§ TASK ITEM
Search the records for the word "otras" and pick out every line that has it.

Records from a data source
=== Begin Enclosure ===
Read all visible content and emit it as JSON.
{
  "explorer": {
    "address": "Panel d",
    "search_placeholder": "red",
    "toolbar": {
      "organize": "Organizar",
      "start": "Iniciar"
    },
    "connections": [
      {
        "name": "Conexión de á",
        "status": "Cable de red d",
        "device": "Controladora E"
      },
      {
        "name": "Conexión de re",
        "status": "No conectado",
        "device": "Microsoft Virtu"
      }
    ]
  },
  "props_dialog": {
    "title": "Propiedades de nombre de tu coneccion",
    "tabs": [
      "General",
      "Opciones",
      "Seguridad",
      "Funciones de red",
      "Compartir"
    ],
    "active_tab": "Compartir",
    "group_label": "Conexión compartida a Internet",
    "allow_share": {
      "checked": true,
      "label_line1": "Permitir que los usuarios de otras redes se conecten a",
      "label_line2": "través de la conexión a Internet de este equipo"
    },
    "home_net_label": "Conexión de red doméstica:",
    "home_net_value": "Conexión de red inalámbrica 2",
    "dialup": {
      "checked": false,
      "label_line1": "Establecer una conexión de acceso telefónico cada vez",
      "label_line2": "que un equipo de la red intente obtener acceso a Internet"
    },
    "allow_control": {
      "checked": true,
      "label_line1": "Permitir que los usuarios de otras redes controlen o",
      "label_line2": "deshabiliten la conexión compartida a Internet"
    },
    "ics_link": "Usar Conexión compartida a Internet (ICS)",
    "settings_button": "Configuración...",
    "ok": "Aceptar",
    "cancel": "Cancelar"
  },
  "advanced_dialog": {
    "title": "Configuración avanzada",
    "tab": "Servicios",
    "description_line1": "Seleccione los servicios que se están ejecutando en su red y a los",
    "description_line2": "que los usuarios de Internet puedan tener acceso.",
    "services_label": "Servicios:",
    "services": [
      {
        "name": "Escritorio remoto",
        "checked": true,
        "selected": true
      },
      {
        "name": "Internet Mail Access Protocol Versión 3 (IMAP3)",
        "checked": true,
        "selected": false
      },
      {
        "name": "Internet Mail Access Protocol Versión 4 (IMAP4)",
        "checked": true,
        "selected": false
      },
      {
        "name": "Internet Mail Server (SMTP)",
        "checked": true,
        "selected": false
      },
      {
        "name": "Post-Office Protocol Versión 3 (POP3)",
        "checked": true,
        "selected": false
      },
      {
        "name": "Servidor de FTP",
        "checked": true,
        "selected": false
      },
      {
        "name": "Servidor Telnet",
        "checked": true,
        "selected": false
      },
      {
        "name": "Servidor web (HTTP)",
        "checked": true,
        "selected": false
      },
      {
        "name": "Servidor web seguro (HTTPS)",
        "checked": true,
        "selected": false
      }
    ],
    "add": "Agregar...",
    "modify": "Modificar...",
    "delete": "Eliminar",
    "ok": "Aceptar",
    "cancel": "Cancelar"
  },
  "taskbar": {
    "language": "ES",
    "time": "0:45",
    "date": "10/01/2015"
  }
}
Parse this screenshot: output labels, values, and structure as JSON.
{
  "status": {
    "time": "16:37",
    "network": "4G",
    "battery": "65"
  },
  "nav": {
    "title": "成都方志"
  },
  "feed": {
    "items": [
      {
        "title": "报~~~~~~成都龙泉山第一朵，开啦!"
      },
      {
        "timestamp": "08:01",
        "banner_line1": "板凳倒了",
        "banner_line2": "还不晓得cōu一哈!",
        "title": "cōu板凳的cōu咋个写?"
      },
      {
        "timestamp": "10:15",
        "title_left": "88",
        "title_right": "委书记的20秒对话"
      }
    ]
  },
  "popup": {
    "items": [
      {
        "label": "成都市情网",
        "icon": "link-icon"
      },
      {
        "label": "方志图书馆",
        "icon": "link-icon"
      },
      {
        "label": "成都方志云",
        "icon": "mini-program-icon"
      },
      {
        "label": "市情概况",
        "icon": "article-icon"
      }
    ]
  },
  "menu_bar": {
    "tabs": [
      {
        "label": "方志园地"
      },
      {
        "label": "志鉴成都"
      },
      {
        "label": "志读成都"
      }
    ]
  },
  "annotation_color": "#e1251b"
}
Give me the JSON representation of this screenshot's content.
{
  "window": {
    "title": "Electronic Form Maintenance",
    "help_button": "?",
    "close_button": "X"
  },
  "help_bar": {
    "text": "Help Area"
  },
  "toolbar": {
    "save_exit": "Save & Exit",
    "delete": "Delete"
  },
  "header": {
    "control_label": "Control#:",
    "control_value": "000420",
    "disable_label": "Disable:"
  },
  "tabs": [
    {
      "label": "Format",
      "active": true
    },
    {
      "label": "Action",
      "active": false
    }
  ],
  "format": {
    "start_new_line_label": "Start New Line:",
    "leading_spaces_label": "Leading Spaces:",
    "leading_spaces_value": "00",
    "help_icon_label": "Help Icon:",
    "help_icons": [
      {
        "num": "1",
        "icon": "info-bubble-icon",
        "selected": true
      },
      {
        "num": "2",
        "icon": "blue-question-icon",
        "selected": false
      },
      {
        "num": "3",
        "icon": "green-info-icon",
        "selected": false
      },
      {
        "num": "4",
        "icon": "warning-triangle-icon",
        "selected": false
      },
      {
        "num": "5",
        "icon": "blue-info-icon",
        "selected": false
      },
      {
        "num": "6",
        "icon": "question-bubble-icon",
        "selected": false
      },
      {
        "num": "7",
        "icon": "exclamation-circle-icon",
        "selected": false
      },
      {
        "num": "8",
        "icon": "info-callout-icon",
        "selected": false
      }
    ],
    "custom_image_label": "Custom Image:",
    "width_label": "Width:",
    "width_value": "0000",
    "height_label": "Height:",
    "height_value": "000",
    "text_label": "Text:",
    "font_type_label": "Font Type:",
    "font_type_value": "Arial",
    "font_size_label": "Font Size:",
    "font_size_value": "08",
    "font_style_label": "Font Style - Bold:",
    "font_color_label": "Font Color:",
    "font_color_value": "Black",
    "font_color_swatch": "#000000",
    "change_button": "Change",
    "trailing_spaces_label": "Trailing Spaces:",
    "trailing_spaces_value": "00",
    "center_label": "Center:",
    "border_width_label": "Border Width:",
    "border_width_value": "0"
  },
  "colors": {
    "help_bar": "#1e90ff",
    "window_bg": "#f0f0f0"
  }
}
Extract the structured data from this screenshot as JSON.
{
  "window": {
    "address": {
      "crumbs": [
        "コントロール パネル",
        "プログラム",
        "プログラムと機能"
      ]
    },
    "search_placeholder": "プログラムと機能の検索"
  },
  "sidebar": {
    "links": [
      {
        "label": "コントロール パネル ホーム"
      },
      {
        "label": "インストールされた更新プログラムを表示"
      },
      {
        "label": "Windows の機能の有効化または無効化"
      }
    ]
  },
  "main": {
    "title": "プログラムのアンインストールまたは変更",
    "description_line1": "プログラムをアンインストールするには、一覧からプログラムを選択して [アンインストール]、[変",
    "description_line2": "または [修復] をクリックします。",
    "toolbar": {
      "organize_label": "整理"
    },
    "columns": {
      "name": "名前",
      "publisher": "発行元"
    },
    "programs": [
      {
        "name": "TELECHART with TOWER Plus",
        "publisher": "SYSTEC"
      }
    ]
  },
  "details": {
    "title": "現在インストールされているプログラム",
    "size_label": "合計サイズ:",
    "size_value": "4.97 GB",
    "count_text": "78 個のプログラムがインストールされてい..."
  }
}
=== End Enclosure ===
§ ANSWER TO THE EXERCISE
      "label_line1": "Permitir que los usuarios de otras redes se conecten a",
      "label_line1": "Permitir que los usuarios de otras redes controlen o",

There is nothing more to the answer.